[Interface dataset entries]
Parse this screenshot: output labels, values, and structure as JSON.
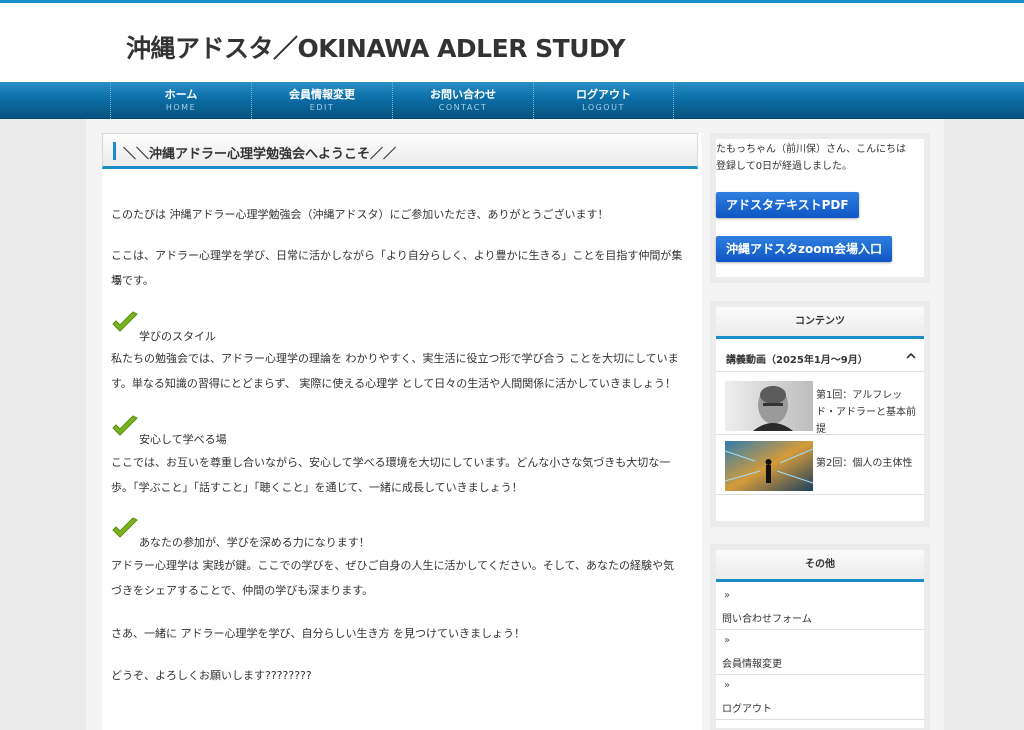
{
  "site": {
    "title": "沖縄アドスタ／OKINAWA ADLER STUDY"
  },
  "nav": [
    {
      "label": "ホーム",
      "sub": "HOME"
    },
    {
      "label": "会員情報変更",
      "sub": "EDIT"
    },
    {
      "label": "お問い合わせ",
      "sub": "CONTACT"
    },
    {
      "label": "ログアウト",
      "sub": "LOGOUT"
    }
  ],
  "main": {
    "heading": "＼＼沖縄アドラー心理学勉強会へようこそ／／",
    "intro1": "このたびは 沖縄アドラー心理学勉強会（沖縄アドスタ）にご参加いただき、ありがとうございます！",
    "intro2a": "ここは、アドラー心理学を学び、日常に活かしながら「より自分らしく、より豊かに生きる」ことを目指す仲間が集う",
    "intro2b": "場です。",
    "sections": [
      {
        "title": "学びのスタイル",
        "line1": "私たちの勉強会では、アドラー心理学の理論を わかりやすく、実生活に役立つ形で学び合う ことを大切にしていま",
        "line2": "す。単なる知識の習得にとどまらず、 実際に使える心理学 として日々の生活や人間関係に活かしていきましょう！"
      },
      {
        "title": "安心して学べる場",
        "line1": "ここでは、お互いを尊重し合いながら、安心して学べる環境を大切にしています。どんな小さな気づきも大切な一",
        "line2": "歩。「学ぶこと」「話すこと」「聴くこと」を通じて、一緒に成長していきましょう！"
      },
      {
        "title": "あなたの参加が、学びを深める力になります！",
        "line1": "アドラー心理学は 実践が鍵。ここでの学びを、ぜひご自身の人生に活かしてください。そして、あなたの経験や気",
        "line2": "づきをシェアすることで、仲間の学びも深まります。"
      }
    ],
    "closing1": "さあ、一緒に アドラー心理学を学び、自分らしい生き方 を見つけていきましょう！",
    "closing2": "どうぞ、よろしくお願いします????????"
  },
  "sidebar": {
    "greeting1": "たもっちゃん（前川保）さん、こんにちは",
    "greeting2": "登録して0日が経過しました。",
    "btn_pdf": "アドスタテキストPDF",
    "btn_zoom": "沖縄アドスタzoom会場入口",
    "contents_title": "コンテンツ",
    "accordion_label": "講義動画（2025年1月〜9月）",
    "videos": [
      {
        "title": "第1回：アルフレッド・アドラーと基本前提"
      },
      {
        "title": "第2回：個人の主体性"
      }
    ],
    "other_title": "その他",
    "links": [
      "問い合わせフォーム",
      "会員情報変更",
      "ログアウト"
    ],
    "link_arrow": "»"
  },
  "colors": {
    "accent": "#1a8cc8",
    "nav": "#0d6ea8",
    "button": "#1560d0",
    "check": "#7ab51d"
  }
}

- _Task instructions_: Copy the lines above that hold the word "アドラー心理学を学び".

- _Exercise answer_:
    "intro2a": "ここは、アドラー心理学を学び、日常に活かしながら「より自分らしく、より豊かに生きる」ことを目指す仲間が集う",
    "closing1": "さあ、一緒に アドラー心理学を学び、自分らしい生き方 を見つけていきましょう！",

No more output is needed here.